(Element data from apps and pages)
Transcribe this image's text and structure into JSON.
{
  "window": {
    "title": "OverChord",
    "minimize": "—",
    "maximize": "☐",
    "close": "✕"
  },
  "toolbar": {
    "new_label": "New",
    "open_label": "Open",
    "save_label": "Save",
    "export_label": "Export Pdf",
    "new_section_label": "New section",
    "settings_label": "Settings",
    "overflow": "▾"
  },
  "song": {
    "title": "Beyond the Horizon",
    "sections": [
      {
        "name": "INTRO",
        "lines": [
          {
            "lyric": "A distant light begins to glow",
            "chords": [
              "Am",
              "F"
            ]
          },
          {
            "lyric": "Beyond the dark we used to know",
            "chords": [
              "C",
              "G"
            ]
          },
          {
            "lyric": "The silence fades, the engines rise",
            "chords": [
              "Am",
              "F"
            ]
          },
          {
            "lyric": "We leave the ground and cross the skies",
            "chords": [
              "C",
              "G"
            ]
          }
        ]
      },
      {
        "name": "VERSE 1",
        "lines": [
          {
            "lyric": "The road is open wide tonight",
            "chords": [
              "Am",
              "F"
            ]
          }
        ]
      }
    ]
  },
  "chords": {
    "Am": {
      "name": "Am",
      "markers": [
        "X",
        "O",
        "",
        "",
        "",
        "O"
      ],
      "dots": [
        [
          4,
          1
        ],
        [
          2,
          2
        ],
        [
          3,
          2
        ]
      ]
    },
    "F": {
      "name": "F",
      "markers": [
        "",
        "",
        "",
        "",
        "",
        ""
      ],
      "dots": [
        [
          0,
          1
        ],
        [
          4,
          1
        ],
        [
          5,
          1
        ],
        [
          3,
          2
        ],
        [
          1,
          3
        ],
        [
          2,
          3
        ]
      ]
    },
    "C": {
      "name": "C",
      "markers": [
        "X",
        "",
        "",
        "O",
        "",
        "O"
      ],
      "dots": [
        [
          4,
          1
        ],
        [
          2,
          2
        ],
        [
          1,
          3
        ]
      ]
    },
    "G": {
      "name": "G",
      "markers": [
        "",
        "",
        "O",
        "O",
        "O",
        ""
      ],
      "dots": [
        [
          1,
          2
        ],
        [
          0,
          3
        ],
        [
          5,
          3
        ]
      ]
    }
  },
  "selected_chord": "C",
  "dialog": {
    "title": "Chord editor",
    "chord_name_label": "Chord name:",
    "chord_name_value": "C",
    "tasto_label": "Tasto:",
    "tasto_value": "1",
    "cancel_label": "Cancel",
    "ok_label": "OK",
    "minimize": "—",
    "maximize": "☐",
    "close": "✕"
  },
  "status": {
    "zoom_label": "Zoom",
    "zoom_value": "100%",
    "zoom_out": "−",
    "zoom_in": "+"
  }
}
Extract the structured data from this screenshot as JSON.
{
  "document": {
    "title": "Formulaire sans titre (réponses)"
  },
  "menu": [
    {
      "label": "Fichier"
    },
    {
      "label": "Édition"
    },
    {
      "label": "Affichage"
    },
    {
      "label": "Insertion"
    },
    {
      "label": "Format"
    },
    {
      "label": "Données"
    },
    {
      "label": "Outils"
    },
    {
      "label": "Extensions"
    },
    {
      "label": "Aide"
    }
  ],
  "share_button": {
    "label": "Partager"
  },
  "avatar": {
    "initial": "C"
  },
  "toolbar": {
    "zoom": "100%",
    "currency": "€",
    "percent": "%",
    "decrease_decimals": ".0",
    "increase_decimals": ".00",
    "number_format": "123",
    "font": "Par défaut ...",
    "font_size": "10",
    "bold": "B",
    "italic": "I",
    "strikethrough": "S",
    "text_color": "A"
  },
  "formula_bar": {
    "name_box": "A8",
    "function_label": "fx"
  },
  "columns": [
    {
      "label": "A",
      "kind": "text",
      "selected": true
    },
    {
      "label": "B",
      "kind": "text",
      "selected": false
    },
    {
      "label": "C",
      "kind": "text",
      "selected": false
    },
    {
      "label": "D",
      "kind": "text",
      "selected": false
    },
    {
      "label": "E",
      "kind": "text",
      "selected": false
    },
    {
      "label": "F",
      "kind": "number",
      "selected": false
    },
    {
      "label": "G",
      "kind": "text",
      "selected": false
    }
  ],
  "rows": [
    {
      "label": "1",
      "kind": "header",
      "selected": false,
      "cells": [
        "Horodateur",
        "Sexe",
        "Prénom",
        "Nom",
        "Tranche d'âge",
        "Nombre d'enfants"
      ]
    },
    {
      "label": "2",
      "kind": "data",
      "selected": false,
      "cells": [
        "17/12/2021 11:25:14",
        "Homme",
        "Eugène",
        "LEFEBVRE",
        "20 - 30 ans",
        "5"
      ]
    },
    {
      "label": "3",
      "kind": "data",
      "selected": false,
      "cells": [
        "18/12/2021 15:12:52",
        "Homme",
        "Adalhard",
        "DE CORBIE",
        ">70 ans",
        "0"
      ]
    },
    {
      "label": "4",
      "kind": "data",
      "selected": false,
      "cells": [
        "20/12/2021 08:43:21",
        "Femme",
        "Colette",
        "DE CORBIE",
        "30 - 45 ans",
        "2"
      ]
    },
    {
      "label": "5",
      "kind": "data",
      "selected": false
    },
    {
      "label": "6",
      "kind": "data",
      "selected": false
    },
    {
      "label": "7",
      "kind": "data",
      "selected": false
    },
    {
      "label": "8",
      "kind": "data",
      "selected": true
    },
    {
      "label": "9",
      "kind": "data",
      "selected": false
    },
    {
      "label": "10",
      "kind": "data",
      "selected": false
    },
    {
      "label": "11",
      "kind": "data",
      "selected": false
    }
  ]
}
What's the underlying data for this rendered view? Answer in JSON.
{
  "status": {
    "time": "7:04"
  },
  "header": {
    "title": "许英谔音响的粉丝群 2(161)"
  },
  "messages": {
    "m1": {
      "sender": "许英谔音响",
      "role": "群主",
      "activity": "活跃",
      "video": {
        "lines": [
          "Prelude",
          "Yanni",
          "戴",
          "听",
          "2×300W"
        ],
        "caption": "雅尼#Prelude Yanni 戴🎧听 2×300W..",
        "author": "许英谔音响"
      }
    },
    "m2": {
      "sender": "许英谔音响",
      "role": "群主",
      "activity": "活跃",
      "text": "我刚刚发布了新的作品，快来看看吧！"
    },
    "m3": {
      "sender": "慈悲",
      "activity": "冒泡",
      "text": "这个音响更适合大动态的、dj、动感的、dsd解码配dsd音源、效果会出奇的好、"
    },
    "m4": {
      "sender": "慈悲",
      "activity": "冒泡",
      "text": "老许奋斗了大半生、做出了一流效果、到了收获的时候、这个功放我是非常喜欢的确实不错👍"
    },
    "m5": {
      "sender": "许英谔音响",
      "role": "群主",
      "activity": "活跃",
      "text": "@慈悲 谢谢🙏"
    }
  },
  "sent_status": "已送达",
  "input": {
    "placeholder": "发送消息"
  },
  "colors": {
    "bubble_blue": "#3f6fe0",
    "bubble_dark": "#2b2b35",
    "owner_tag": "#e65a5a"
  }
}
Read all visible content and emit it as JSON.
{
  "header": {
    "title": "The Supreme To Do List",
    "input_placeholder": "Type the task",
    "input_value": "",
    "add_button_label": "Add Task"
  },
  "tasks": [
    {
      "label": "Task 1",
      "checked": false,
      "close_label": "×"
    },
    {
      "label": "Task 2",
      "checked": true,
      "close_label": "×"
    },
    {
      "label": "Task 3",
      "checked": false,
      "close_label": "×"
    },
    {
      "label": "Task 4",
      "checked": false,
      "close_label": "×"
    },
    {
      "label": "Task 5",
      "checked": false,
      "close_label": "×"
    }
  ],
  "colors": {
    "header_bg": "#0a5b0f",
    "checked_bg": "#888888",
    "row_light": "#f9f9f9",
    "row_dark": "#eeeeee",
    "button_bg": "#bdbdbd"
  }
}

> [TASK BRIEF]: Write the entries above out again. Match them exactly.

> [PROBLEM SOLUTION]:
Transcribe this image's text and structure into JSON.
{
  "window": {
    "title": "OverChord",
    "minimize": "—",
    "maximize": "☐",
    "close": "✕"
  },
  "toolbar": {
    "new_label": "New",
    "open_label": "Open",
    "save_label": "Save",
    "export_label": "Export Pdf",
    "new_section_label": "New section",
    "settings_label": "Settings",
    "overflow": "▾"
  },
  "song": {
    "title": "Beyond the Horizon",
    "sections": [
      {
        "name": "INTRO",
        "lines": [
          {
            "lyric": "A distant light begins to glow",
            "chords": [
              "Am",
              "F"
            ]
          },
          {
            "lyric": "Beyond the dark we used to know",
            "chords": [
              "C",
              "G"
            ]
          },
          {
            "lyric": "The silence fades, the engines rise",
            "chords": [
              "Am",
              "F"
            ]
          },
          {
            "lyric": "We leave the ground and cross the skies",
            "chords": [
              "C",
              "G"
            ]
          }
        ]
      },
      {
        "name": "VERSE 1",
        "lines": [
          {
            "lyric": "The road is open wide tonight",
            "chords": [
              "Am",
              "F"
            ]
          }
        ]
      }
    ]
  },
  "chords": {
    "Am": {
      "name": "Am",
      "markers": [
        "X",
        "O",
        "",
        "",
        "",
        "O"
      ],
      "dots": [
        [
          4,
          1
        ],
        [
          2,
          2
        ],
        [
          3,
          2
        ]
      ]
    },
    "F": {
      "name": "F",
      "markers": [
        "",
        "",
        "",
        "",
        "",
        ""
      ],
      "dots": [
        [
          0,
          1
        ],
        [
          4,
          1
        ],
        [
          5,
          1
        ],
        [
          3,
          2
        ],
        [
          1,
          3
        ],
        [
          2,
          3
        ]
      ]
    },
    "C": {
      "name": "C",
      "markers": [
        "X",
        "",
        "",
        "O",
        "",
        "O"
      ],
      "dots": [
        [
          4,
          1
        ],
        [
          2,
          2
        ],
        [
          1,
          3
        ]
      ]
    },
    "G": {
      "name": "G",
      "markers": [
        "",
        "",
        "O",
        "O",
        "O",
        ""
      ],
      "dots": [
        [
          1,
          2
        ],
        [
          0,
          3
        ],
        [
          5,
          3
        ]
      ]
    }
  },
  "selected_chord": "C",
  "dialog": {
    "title": "Chord editor",
    "chord_name_label": "Chord name:",
    "chord_name_value": "C",
    "tasto_label": "Tasto:",
    "tasto_value": "1",
    "cancel_label": "Cancel",
    "ok_label": "OK",
    "minimize": "—",
    "maximize": "☐",
    "close": "✕"
  },
  "status": {
    "zoom_label": "Zoom",
    "zoom_value": "100%",
    "zoom_out": "−",
    "zoom_in": "+"
  }
}
Extract the structured data from this screenshot as JSON.
{
  "document": {
    "title": "Formulaire sans titre (réponses)"
  },
  "menu": [
    {
      "label": "Fichier"
    },
    {
      "label": "Édition"
    },
    {
      "label": "Affichage"
    },
    {
      "label": "Insertion"
    },
    {
      "label": "Format"
    },
    {
      "label": "Données"
    },
    {
      "label": "Outils"
    },
    {
      "label": "Extensions"
    },
    {
      "label": "Aide"
    }
  ],
  "share_button": {
    "label": "Partager"
  },
  "avatar": {
    "initial": "C"
  },
  "toolbar": {
    "zoom": "100%",
    "currency": "€",
    "percent": "%",
    "decrease_decimals": ".0",
    "increase_decimals": ".00",
    "number_format": "123",
    "font": "Par défaut ...",
    "font_size": "10",
    "bold": "B",
    "italic": "I",
    "strikethrough": "S",
    "text_color": "A"
  },
  "formula_bar": {
    "name_box": "A8",
    "function_label": "fx"
  },
  "columns": [
    {
      "label": "A",
      "kind": "text",
      "selected": true
    },
    {
      "label": "B",
      "kind": "text",
      "selected": false
    },
    {
      "label": "C",
      "kind": "text",
      "selected": false
    },
    {
      "label": "D",
      "kind": "text",
      "selected": false
    },
    {
      "label": "E",
      "kind": "text",
      "selected": false
    },
    {
      "label": "F",
      "kind": "number",
      "selected": false
    },
    {
      "label": "G",
      "kind": "text",
      "selected": false
    }
  ],
  "rows": [
    {
      "label": "1",
      "kind": "header",
      "selected": false,
      "cells": [
        "Horodateur",
        "Sexe",
        "Prénom",
        "Nom",
        "Tranche d'âge",
        "Nombre d'enfants"
      ]
    },
    {
      "label": "2",
      "kind": "data",
      "selected": false,
      "cells": [
        "17/12/2021 11:25:14",
        "Homme",
        "Eugène",
        "LEFEBVRE",
        "20 - 30 ans",
        "5"
      ]
    },
    {
      "label": "3",
      "kind": "data",
      "selected": false,
      "cells": [
        "18/12/2021 15:12:52",
        "Homme",
        "Adalhard",
        "DE CORBIE",
        ">70 ans",
        "0"
      ]
    },
    {
      "label": "4",
      "kind": "data",
      "selected": false,
      "cells": [
        "20/12/2021 08:43:21",
        "Femme",
        "Colette",
        "DE CORBIE",
        "30 - 45 ans",
        "2"
      ]
    },
    {
      "label": "5",
      "kind": "data",
      "selected": false
    },
    {
      "label": "6",
      "kind": "data",
      "selected": false
    },
    {
      "label": "7",
      "kind": "data",
      "selected": false
    },
    {
      "label": "8",
      "kind": "data",
      "selected": true
    },
    {
      "label": "9",
      "kind": "data",
      "selected": false
    },
    {
      "label": "10",
      "kind": "data",
      "selected": false
    },
    {
      "label": "11",
      "kind": "data",
      "selected": false
    }
  ]
}
What's the underlying data for this rendered view? Answer in JSON.
{
  "status": {
    "time": "7:04"
  },
  "header": {
    "title": "许英谔音响的粉丝群 2(161)"
  },
  "messages": {
    "m1": {
      "sender": "许英谔音响",
      "role": "群主",
      "activity": "活跃",
      "video": {
        "lines": [
          "Prelude",
          "Yanni",
          "戴",
          "听",
          "2×300W"
        ],
        "caption": "雅尼#Prelude Yanni 戴🎧听 2×300W..",
        "author": "许英谔音响"
      }
    },
    "m2": {
      "sender": "许英谔音响",
      "role": "群主",
      "activity": "活跃",
      "text": "我刚刚发布了新的作品，快来看看吧！"
    },
    "m3": {
      "sender": "慈悲",
      "activity": "冒泡",
      "text": "这个音响更适合大动态的、dj、动感的、dsd解码配dsd音源、效果会出奇的好、"
    },
    "m4": {
      "sender": "慈悲",
      "activity": "冒泡",
      "text": "老许奋斗了大半生、做出了一流效果、到了收获的时候、这个功放我是非常喜欢的确实不错👍"
    },
    "m5": {
      "sender": "许英谔音响",
      "role": "群主",
      "activity": "活跃",
      "text": "@慈悲 谢谢🙏"
    }
  },
  "sent_status": "已送达",
  "input": {
    "placeholder": "发送消息"
  },
  "colors": {
    "bubble_blue": "#3f6fe0",
    "bubble_dark": "#2b2b35",
    "owner_tag": "#e65a5a"
  }
}
Read all visible content and emit it as JSON.
{
  "header": {
    "title": "The Supreme To Do List",
    "input_placeholder": "Type the task",
    "input_value": "",
    "add_button_label": "Add Task"
  },
  "tasks": [
    {
      "label": "Task 1",
      "checked": false,
      "close_label": "×"
    },
    {
      "label": "Task 2",
      "checked": true,
      "close_label": "×"
    },
    {
      "label": "Task 3",
      "checked": false,
      "close_label": "×"
    },
    {
      "label": "Task 4",
      "checked": false,
      "close_label": "×"
    },
    {
      "label": "Task 5",
      "checked": false,
      "close_label": "×"
    }
  ],
  "colors": {
    "header_bg": "#0a5b0f",
    "checked_bg": "#888888",
    "row_light": "#f9f9f9",
    "row_dark": "#eeeeee",
    "button_bg": "#bdbdbd"
  }
}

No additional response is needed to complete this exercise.